top of page

How to Configure Auto-Scaling in Azure Data Explorer

Azure Data Explorer is a fully-managed data analytics service for real-time analysis on large volumes of streaming data. It offers fast ingestion with linear scaling that supports up to 200 MB of data per second per node. It allows for querying large amounts of structured, semi-structured (JSON-like nested types), and unstructured (free-text) data with an intuitive query language (KQL).

Like many other big data services, Azure Data Explorer uses a cluster of compute resources with the ability to scale up or down the compute resources of the nodes in the cluster as well as the ability to scale out or in the number of nodes in the cluster.

Scaling the cluster appropriately is critical to the performance of Azure Data Explorer. In most cases, the demand on a cluster changes over time and can't always be predicted. A static cluster size can lead to underutilization or overutilization, neither of which is ideal. This is why it is recommended to configure auto-scaling for your cluster.

Notice that auto-scaling is only possible for horizontal scaling (scale out). You can also configure vertical scaling, but this is something that you need to do manually. Notice that the vertical scaling process can take a few minutes, and during that time your cluster will be suspended.

But let's focus on auto-horizontal-scaling. You can configure auto-scaling in two ways. The first is called Optimized Auto-Scale, and the second is called Custom Auto-Scale.

With optimized auto-scale, the cluster manages everything automatically. All you need to do is to configure the minimum and maximum node count in the cluster. Once you enable optimized auto-scale, the cluster begins to analyze CPU utilization, cache utilization, and ingestion utilization.

If your workload has a seasonal pattern, such as a daily spike at the same time, more or less, then Azure Data Explorer can identify this pattern.

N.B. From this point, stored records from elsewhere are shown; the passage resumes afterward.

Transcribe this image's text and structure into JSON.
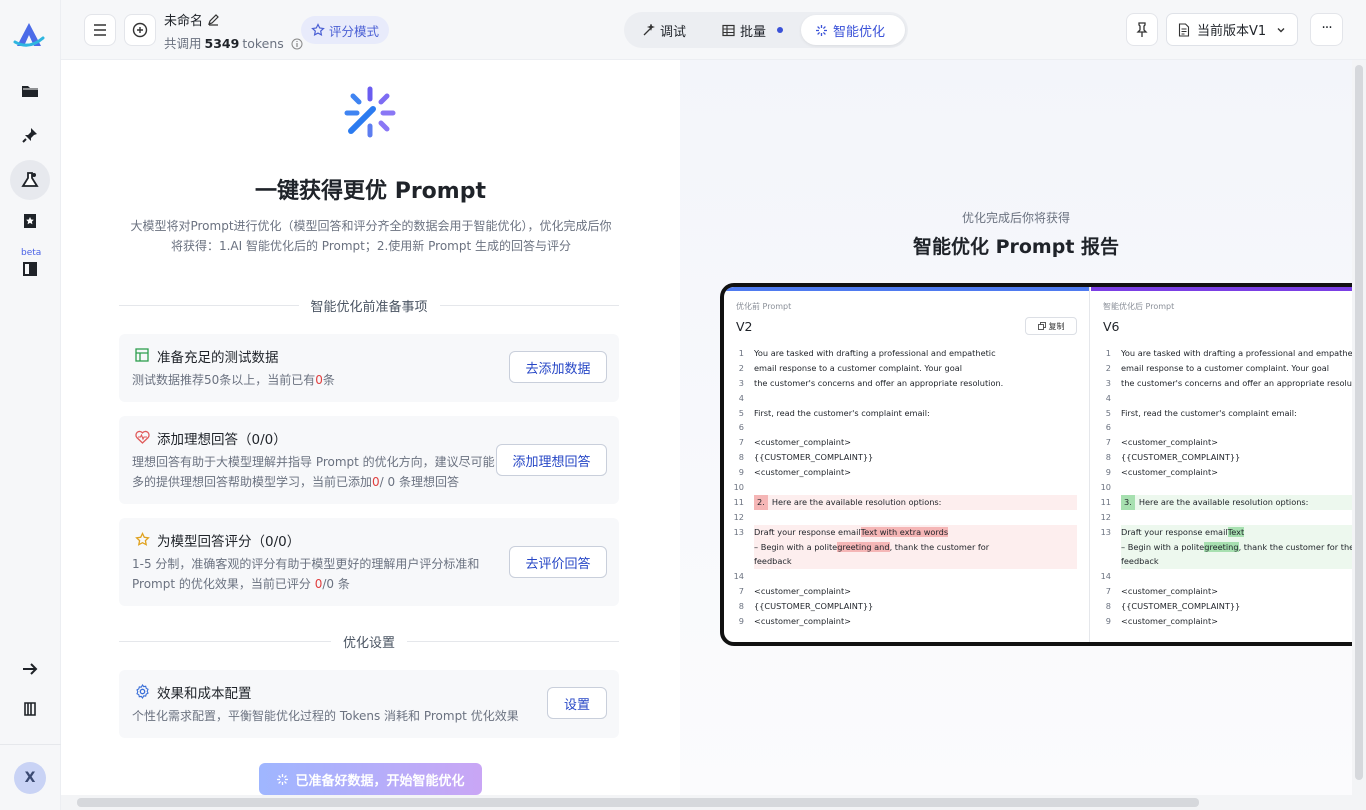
{
  "rail": {
    "beta_label": "beta",
    "avatar_initial": "X",
    "icons": [
      "folder-icon",
      "pin-icon",
      "flask-icon",
      "star-badge-icon",
      "dataset-icon",
      "arrow-right-icon",
      "book-icon"
    ]
  },
  "header": {
    "title": "未命名",
    "usage_prefix": "共调用",
    "usage_count": "5349",
    "usage_suffix": "tokens",
    "eval_mode_label": "评分模式",
    "tabs": [
      {
        "label": "调试",
        "active": false
      },
      {
        "label": "批量",
        "active": false,
        "dot": true
      },
      {
        "label": "智能优化",
        "active": true
      }
    ],
    "version_label": "当前版本V1",
    "more_label": "···"
  },
  "left": {
    "headline": "一键获得更优 Prompt",
    "description": "大模型将对Prompt进行优化（模型回答和评分齐全的数据会用于智能优化），优化完成后你将获得：1.AI 智能优化后的 Prompt；2.使用新 Prompt 生成的回答与评分",
    "section_prep": "智能优化前准备事项",
    "cards": [
      {
        "title": "准备充足的测试数据",
        "desc_a": "测试数据推荐50条以上，当前已有",
        "desc_red": "0",
        "desc_b": "条",
        "button": "去添加数据"
      },
      {
        "title": "添加理想回答（0/0）",
        "desc_line1": "理想回答有助于大模型理解并指导 Prompt 的优化方向，建议尽可能",
        "desc_a": "多的提供理想回答帮助模型学习，当前已添加",
        "desc_red": "0",
        "desc_b": "/ 0 条理想回答",
        "button": "添加理想回答"
      },
      {
        "title": "为模型回答评分（0/0）",
        "desc_line1": "1-5 分制，准确客观的评分有助于模型更好的理解用户评分标准和",
        "desc_a": "Prompt 的优化效果，当前已评分 ",
        "desc_red": "0",
        "desc_b": "/0 条",
        "button": "去评价回答"
      }
    ],
    "section_settings": "优化设置",
    "settings_card": {
      "title": "效果和成本配置",
      "desc": "个性化需求配置，平衡智能优化过程的 Tokens 消耗和 Prompt 优化效果",
      "button": "设置"
    },
    "cta": "已准备好数据，开始智能优化"
  },
  "right": {
    "subtitle": "优化完成后你将获得",
    "title": "智能优化 Prompt 报告",
    "before": {
      "label": "优化前 Prompt",
      "version": "V2",
      "copy_label": "复制",
      "bar_color": "#4f7bf0",
      "lines": [
        {
          "n": "1",
          "t": "You are tasked with drafting a professional and empathetic"
        },
        {
          "n": "2",
          "t": "email response to a customer complaint. Your goal"
        },
        {
          "n": "3",
          "t": "the customer's concerns and offer an appropriate resolution."
        },
        {
          "n": "4",
          "t": ""
        },
        {
          "n": "5",
          "t": "First, read the customer's complaint email:"
        },
        {
          "n": "6",
          "t": ""
        },
        {
          "n": "7",
          "t": "<customer_complaint>"
        },
        {
          "n": "8",
          "t": "{{CUSTOMER_COMPLAINT}}"
        },
        {
          "n": "9",
          "t": "<customer_complaint>"
        },
        {
          "n": "10",
          "t": ""
        },
        {
          "n": "11",
          "num": "2.",
          "t": "Here are the available resolution options:",
          "type": "del"
        },
        {
          "n": "12",
          "t": ""
        },
        {
          "n": "13",
          "t": "Draft your response email",
          "hl": "Text with extra words",
          "type": "del2"
        },
        {
          "n": "",
          "t": "– Begin with a polite",
          "hl": "greeting and",
          "tail": ", thank the customer for",
          "type": "del2"
        },
        {
          "n": "",
          "t": "feedback",
          "type": "del2"
        },
        {
          "n": "14",
          "t": ""
        },
        {
          "n": "7",
          "t": "<customer_complaint>"
        },
        {
          "n": "8",
          "t": "{{CUSTOMER_COMPLAINT}}"
        },
        {
          "n": "9",
          "t": "<customer_complaint>"
        }
      ]
    },
    "after": {
      "label": "智能优化后 Prompt",
      "version": "V6",
      "bar_color": "#7b3fe4",
      "lines": [
        {
          "n": "1",
          "t": "You are tasked with drafting a professional and empathetic"
        },
        {
          "n": "2",
          "t": "email response to a customer complaint. Your goal"
        },
        {
          "n": "3",
          "t": "the customer's concerns and offer an appropriate resolution."
        },
        {
          "n": "4",
          "t": ""
        },
        {
          "n": "5",
          "t": "First, read the customer's complaint email:"
        },
        {
          "n": "6",
          "t": ""
        },
        {
          "n": "7",
          "t": "<customer_complaint>"
        },
        {
          "n": "8",
          "t": "{{CUSTOMER_COMPLAINT}}"
        },
        {
          "n": "9",
          "t": "<customer_complaint>"
        },
        {
          "n": "10",
          "t": ""
        },
        {
          "n": "11",
          "num": "3.",
          "t": "Here are the available resolution options:",
          "type": "add"
        },
        {
          "n": "12",
          "t": ""
        },
        {
          "n": "13",
          "t": "Draft your response email",
          "hl": "Text",
          "type": "add2"
        },
        {
          "n": "",
          "t": "– Begin with a polite",
          "hl": "greeting",
          "tail": ", thank the customer for their",
          "type": "add2"
        },
        {
          "n": "",
          "t": "feedback",
          "type": "add2"
        },
        {
          "n": "14",
          "t": ""
        },
        {
          "n": "7",
          "t": "<customer_complaint>"
        },
        {
          "n": "8",
          "t": "{{CUSTOMER_COMPLAINT}}"
        },
        {
          "n": "9",
          "t": "<customer_complaint>"
        }
      ]
    }
  }
}
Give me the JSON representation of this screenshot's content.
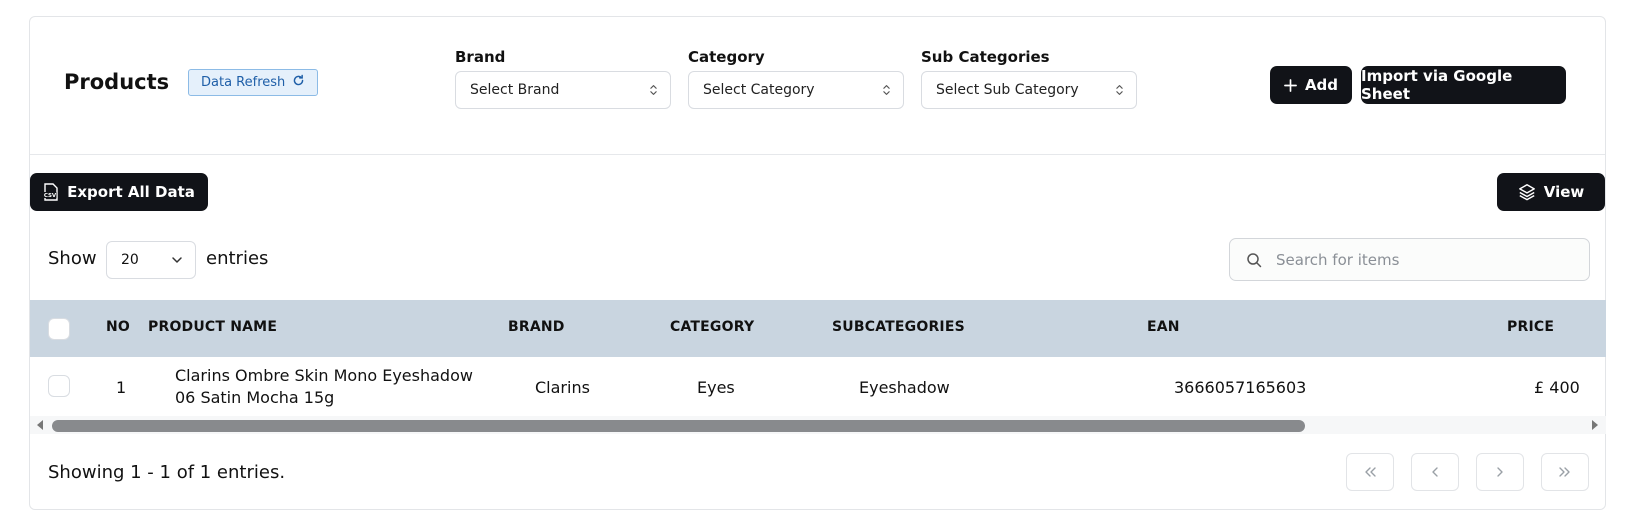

It analyzes resource utilization in the past few weeks, and schedules scaling operations ahead of time, which allows the cluster to complete the scaling and rebalancing process before the spike hits.

But when there are sudden workload changes that differ from the pattern and create a state of overutilization or underutilization, then the cluster will auto-scale (out or in) immediately. Well, not exactly immediately. This evaluation takes place once every hour, and it analyzes data from the last 24 hours.

Sometimes optimized auto-scaling might not be a good fit. If your workload is not predictable and changes all the time, then optimized auto-scaling might not be fast enough to adjust accordingly, and performance will suffer. Based on the logic of optimized auto-scale, it also might take too much time until scaling in happens (or it might even never happen), and this can result in an overspending.

In such cases, you should consider custom auto-scaling. This option allows you maximum flexibility in defining the rules for auto-scaling. For example, you can specify that when CPU utilization is above 90% for more than 30 minutes, then an additional node should be added to the cluster. You can combine multiple rules, and you can even configure the time between scaling operations (cool down).

Using custom auto-scaling allows more flexibility and better optimization, but it is more complex to manage, and it requires monitoring of the cluster and adjustments over time. If you use custom auto-scaling, then it's important that you monitor the cluster and make adjustments to the auto-scaling configurations for best performance and cost optimization.




Get New posts delivered straight to your inbox

Thank you for subscribing!

bottom of page